Task requirements:
Using the listing below, work out the number of lines in which "your" appears; return only that figure.

Records supplied:
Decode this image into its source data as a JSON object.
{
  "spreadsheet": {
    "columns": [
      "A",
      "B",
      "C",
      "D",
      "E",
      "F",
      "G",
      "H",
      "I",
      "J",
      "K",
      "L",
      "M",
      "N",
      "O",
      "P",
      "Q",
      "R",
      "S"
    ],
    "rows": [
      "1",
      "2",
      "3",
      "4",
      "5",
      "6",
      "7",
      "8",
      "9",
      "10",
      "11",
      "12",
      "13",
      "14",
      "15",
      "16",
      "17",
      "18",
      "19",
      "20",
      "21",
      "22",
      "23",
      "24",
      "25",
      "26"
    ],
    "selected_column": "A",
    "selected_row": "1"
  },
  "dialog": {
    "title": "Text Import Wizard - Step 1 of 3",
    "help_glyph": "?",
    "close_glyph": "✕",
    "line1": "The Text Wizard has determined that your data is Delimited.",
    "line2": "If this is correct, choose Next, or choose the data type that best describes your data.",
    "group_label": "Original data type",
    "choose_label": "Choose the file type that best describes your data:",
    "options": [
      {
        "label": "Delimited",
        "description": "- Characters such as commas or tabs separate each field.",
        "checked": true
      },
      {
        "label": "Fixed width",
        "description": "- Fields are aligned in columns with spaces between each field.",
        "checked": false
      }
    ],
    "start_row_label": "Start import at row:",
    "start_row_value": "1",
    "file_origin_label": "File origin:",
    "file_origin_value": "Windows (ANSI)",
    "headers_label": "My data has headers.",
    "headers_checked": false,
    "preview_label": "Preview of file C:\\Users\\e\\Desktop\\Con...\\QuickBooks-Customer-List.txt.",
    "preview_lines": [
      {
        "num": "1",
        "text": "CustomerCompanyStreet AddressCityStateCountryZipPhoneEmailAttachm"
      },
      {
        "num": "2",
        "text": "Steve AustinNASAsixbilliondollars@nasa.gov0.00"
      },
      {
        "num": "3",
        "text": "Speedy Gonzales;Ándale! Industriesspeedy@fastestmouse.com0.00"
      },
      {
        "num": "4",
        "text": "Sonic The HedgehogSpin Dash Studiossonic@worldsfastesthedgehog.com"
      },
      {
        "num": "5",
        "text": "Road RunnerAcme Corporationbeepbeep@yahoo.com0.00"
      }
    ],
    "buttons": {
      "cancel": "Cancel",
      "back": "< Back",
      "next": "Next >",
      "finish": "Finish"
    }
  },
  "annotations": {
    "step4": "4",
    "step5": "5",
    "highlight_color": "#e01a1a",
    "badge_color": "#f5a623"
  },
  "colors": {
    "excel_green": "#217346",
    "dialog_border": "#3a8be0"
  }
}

Worked solution:
3